On Tuesday, June 11, the DuPage County Health Department /Prevention Leadership Team will host the third annual Teen PhilanthroParty at the College of DuPage Student Resource Center (Room 2000) from 10:45am – 1:30pm. The PhilanthroParty is a party with a purpose, where students can learn how to create positive change.  This year’s theme is mental wellness. Teens will get a chance to interact with therapy dogs, hear from a local teen activist,, create positive messages that will be distributed in our area and have an opportunity to win White Sox and Chicago Blackhawks Convention tickets! Visit www.DuPagePLT.org/Events to register. Summer Reality/the Teen Board to the Health Dept meets weekly during the summer.(the Tuesday after the kick off PhilanthroParty) and all DuPage County high school students are welcome to join. For information contact gilda_ross@glenbard.org  or 630 942-7668.

Have You Heard our PSA on Vaping?
Reality Illinois/ the Teen Board to the DuPage County Health Department student leaders recently recorded a public service announcement regarding vaping at the WGN  in Chicago.

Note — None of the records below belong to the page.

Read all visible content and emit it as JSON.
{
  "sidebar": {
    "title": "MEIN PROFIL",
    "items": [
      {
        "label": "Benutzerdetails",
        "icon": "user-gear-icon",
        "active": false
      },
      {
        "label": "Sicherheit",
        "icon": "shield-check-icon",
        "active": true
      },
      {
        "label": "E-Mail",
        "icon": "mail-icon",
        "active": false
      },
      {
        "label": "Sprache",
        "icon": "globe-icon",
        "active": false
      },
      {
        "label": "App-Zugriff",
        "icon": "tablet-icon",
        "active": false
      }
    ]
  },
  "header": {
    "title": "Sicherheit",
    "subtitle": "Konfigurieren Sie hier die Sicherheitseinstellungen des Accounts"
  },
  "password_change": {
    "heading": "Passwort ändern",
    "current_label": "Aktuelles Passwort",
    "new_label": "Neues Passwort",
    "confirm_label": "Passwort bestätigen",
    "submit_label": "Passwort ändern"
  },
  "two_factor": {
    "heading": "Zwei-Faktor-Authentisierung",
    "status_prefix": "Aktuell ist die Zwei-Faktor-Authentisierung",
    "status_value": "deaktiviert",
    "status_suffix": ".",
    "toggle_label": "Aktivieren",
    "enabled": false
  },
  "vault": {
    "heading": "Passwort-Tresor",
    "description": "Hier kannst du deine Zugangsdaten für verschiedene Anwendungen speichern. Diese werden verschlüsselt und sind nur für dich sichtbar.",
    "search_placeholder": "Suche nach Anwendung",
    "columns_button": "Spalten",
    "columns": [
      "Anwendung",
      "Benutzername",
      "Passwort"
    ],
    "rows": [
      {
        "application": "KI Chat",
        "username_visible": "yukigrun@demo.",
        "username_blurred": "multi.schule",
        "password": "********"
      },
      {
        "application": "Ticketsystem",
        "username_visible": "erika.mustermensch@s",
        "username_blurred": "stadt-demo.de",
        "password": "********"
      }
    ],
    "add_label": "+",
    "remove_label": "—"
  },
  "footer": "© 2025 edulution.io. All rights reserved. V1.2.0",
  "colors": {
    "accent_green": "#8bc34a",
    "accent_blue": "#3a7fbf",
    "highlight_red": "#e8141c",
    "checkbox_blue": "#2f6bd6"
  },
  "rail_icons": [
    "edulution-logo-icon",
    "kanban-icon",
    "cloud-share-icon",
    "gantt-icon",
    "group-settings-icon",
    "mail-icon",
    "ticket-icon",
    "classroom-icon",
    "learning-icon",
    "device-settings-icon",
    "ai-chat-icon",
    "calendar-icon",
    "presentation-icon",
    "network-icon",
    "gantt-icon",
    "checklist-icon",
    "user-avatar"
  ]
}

Pictured here from front to back are Matt Hoerster and Steven Ball from Glenbard West and Gabbie Spontak from Glenbard East. Both PSAs can now be heard running on Spotify.
Juuls Vaping PSA:
 Hook you for life Vaping PSA:

GPS Teen Talk Video .Share this five minute video on social media with your teen.
As you may already know, we have a new GPS thread- for students . Below is a link to a 5 minute video for teens and one for their parents showcasing our most recent GPS presenter Dr Jill Walsh titled, The Good, the Bad and the Confusing: The Teen Social Media Landscape. We plan to do more of the same going forward. Thank you for your assistance to get the word out regarding this resource. Thank you for your continued support. Best regards, Gilda

Check out our new GPS Teen Talk Video Series below!
Click here for a Take 5 Video with Dr Walsh: What Teens Need to Know About Social
Click here for a Take 5 Video with Dr Walsh for adults.

Saturday, May 11, 2019

Introducing GPS Teen Talk Video Series: Take 5

Delaney Ruston MD (who returns to GPS next year to premier her new documentary Thrive in October 2019) director of the documentary Screenagers (GPS May 2017) shares  this thought: 
"There is no question in my mind that, on average, the most challenging years to parent around screen time is in middle school. It can take a caregiver on a brutal emotional rollercoaster ride". 

All parents (and their students) are encouraged to check out a new GPS resource Take 5 - for students -mentioned recently in the Glenbard News.  Below is a link to a 5 minute video for teens and one for their parents showcasing our most recent GPS presenter Dr Jill Walsh titled, The Good, the Bad and the Confusing: The Teen Social Media Landscape. 

Check out our new GPS Teen Talk Video Series below!

Click here for a Take 5 Video with Dr Walsh: What Teens Need to Know About Social Media.

Click here for a Take 5 Video with Dr Walsh for adults.

Thursday, May 9, 2019

Dr. Jill Walsh speaks on Teen Social Media

On May 2, Glenbard Parent Series hosted Jill Walsh in a program titled The Good, the Bad and The Confusing: The Teen Social Media Landscape. Glenbard West parent Jack Dugan shared the following takeaway: “Our kids’ so-called addiction to digital technology is similar to our need as teens to connect socially with our peers. To foster mindful technology, work to “scaffold skills” incrementally. Talk about it. Ask three main questions: What works really well for you? What's hard for you? and Where can I be helpful? Have an action plan/fire drill so kids know what to do when the inevitable bad situation arises. Multi-tasking does impact the quality of work. Use technology in small spurts (20 minutes is ideal), as opposed to big chunks, with a maximum of 90 minutes on, followed by 60 minutes off. It's OK to set limits, we need to walk the walk, drop the power struggle and work together for balance.”

Check out our new GPS Teen Talk Video Series. Click here for a Take 5 Video with Walsh: What Teens Need to Know About Social Media.

Click here for a Take 5 Video with Walsh for adults.

Dr. Jill Walsh's web site, click here

Digital Aged web site click here, founded by Dr. Jill Walsh